Items from a data source
:::::

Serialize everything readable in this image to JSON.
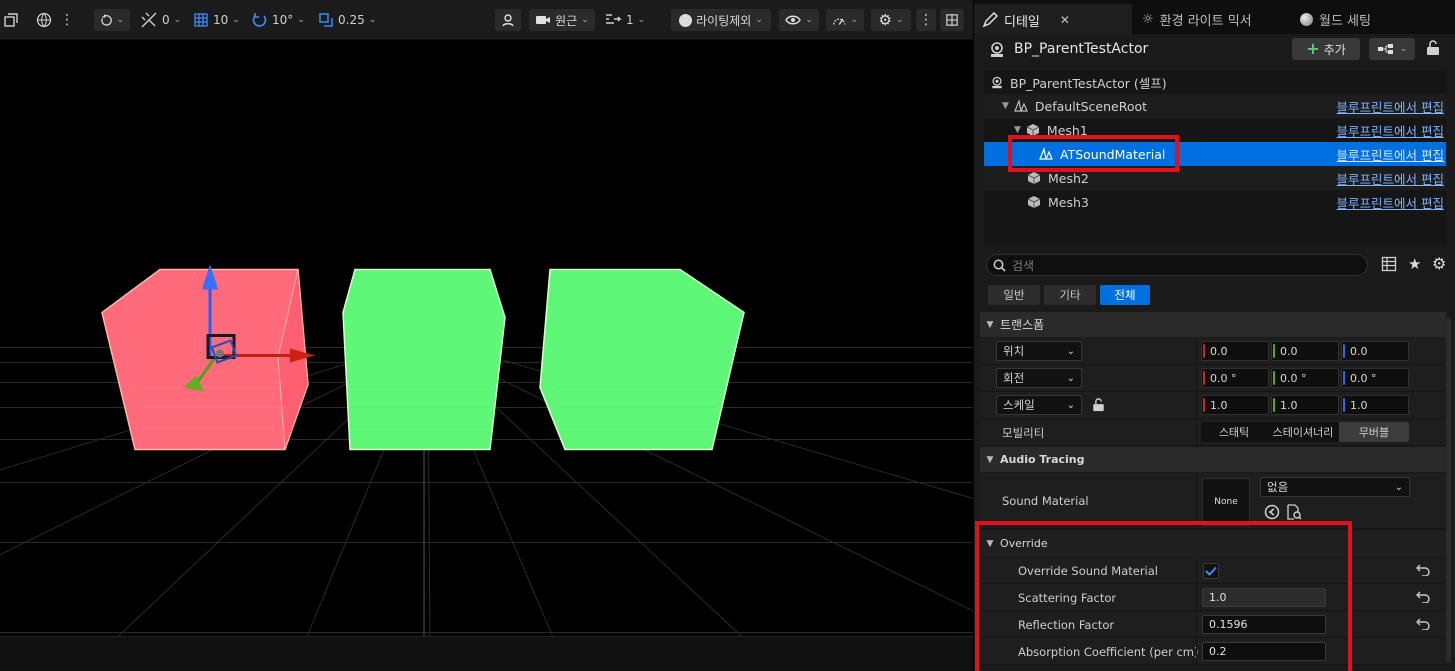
{
  "viewport": {
    "toolbar": {
      "snap_rotate_value": "0",
      "grid_value": "10",
      "rotation_value": "10°",
      "scale_value": "0.25",
      "camera_label": "원근",
      "speed_value": "1",
      "view_mode_label": "라이팅제외"
    },
    "objects": [
      {
        "name": "cube-1",
        "color": "#ff6b7a"
      },
      {
        "name": "cube-2",
        "color": "#5ff777"
      },
      {
        "name": "cube-3",
        "color": "#5ff777"
      }
    ]
  },
  "panel": {
    "tabs": [
      {
        "label": "디테일",
        "active": true
      },
      {
        "label": "환경 라이트 믹서",
        "active": false
      },
      {
        "label": "월드 세팅",
        "active": false
      }
    ],
    "actor_name": "BP_ParentTestActor",
    "add_label": "추가",
    "tree": [
      {
        "label": "BP_ParentTestActor (셀프)",
        "link": ""
      },
      {
        "label": "DefaultSceneRoot",
        "link": "블루프린트에서 편집"
      },
      {
        "label": "Mesh1",
        "link": "블루프린트에서 편집"
      },
      {
        "label": "ATSoundMaterial",
        "link": "블루프린트에서 편집",
        "selected": true
      },
      {
        "label": "Mesh2",
        "link": "블루프린트에서 편집"
      },
      {
        "label": "Mesh3",
        "link": "블루프린트에서 편집"
      }
    ],
    "search_placeholder": "검색",
    "filters": [
      "일반",
      "기타",
      "전체"
    ],
    "active_filter": "전체",
    "transform": {
      "section": "트랜스폼",
      "location_label": "위치",
      "rotation_label": "회전",
      "scale_label": "스케일",
      "location": [
        "0.0",
        "0.0",
        "0.0"
      ],
      "rotation": [
        "0.0 °",
        "0.0 °",
        "0.0 °"
      ],
      "scale": [
        "1.0",
        "1.0",
        "1.0"
      ],
      "mobility_label": "모빌리티",
      "mobility_options": [
        "스태틱",
        "스테이셔너리",
        "무버블"
      ],
      "mobility_selected": "무버블"
    },
    "audio_tracing": {
      "section": "Audio Tracing",
      "sound_material_label": "Sound Material",
      "thumbnail_label": "None",
      "asset_value": "없음"
    },
    "override": {
      "section": "Override",
      "rows": [
        {
          "label": "Override Sound Material",
          "type": "checkbox",
          "checked": true
        },
        {
          "label": "Scattering Factor",
          "type": "number",
          "value": "1.0"
        },
        {
          "label": "Reflection Factor",
          "type": "number",
          "value": "0.1596"
        },
        {
          "label": "Absorption Coefficient (per cm)",
          "type": "number",
          "value": "0.2"
        }
      ]
    }
  }
}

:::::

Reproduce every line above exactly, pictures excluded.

Serialize everything readable in this image to JSON.
{
  "viewport": {
    "toolbar": {
      "snap_rotate_value": "0",
      "grid_value": "10",
      "rotation_value": "10°",
      "scale_value": "0.25",
      "camera_label": "원근",
      "speed_value": "1",
      "view_mode_label": "라이팅제외"
    },
    "objects": [
      {
        "name": "cube-1",
        "color": "#ff6b7a"
      },
      {
        "name": "cube-2",
        "color": "#5ff777"
      },
      {
        "name": "cube-3",
        "color": "#5ff777"
      }
    ]
  },
  "panel": {
    "tabs": [
      {
        "label": "디테일",
        "active": true
      },
      {
        "label": "환경 라이트 믹서",
        "active": false
      },
      {
        "label": "월드 세팅",
        "active": false
      }
    ],
    "actor_name": "BP_ParentTestActor",
    "add_label": "추가",
    "tree": [
      {
        "label": "BP_ParentTestActor (셀프)",
        "link": ""
      },
      {
        "label": "DefaultSceneRoot",
        "link": "블루프린트에서 편집"
      },
      {
        "label": "Mesh1",
        "link": "블루프린트에서 편집"
      },
      {
        "label": "ATSoundMaterial",
        "link": "블루프린트에서 편집",
        "selected": true
      },
      {
        "label": "Mesh2",
        "link": "블루프린트에서 편집"
      },
      {
        "label": "Mesh3",
        "link": "블루프린트에서 편집"
      }
    ],
    "search_placeholder": "검색",
    "filters": [
      "일반",
      "기타",
      "전체"
    ],
    "active_filter": "전체",
    "transform": {
      "section": "트랜스폼",
      "location_label": "위치",
      "rotation_label": "회전",
      "scale_label": "스케일",
      "location": [
        "0.0",
        "0.0",
        "0.0"
      ],
      "rotation": [
        "0.0 °",
        "0.0 °",
        "0.0 °"
      ],
      "scale": [
        "1.0",
        "1.0",
        "1.0"
      ],
      "mobility_label": "모빌리티",
      "mobility_options": [
        "스태틱",
        "스테이셔너리",
        "무버블"
      ],
      "mobility_selected": "무버블"
    },
    "audio_tracing": {
      "section": "Audio Tracing",
      "sound_material_label": "Sound Material",
      "thumbnail_label": "None",
      "asset_value": "없음"
    },
    "override": {
      "section": "Override",
      "rows": [
        {
          "label": "Override Sound Material",
          "type": "checkbox",
          "checked": true
        },
        {
          "label": "Scattering Factor",
          "type": "number",
          "value": "1.0"
        },
        {
          "label": "Reflection Factor",
          "type": "number",
          "value": "0.1596"
        },
        {
          "label": "Absorption Coefficient (per cm)",
          "type": "number",
          "value": "0.2"
        }
      ]
    }
  }
}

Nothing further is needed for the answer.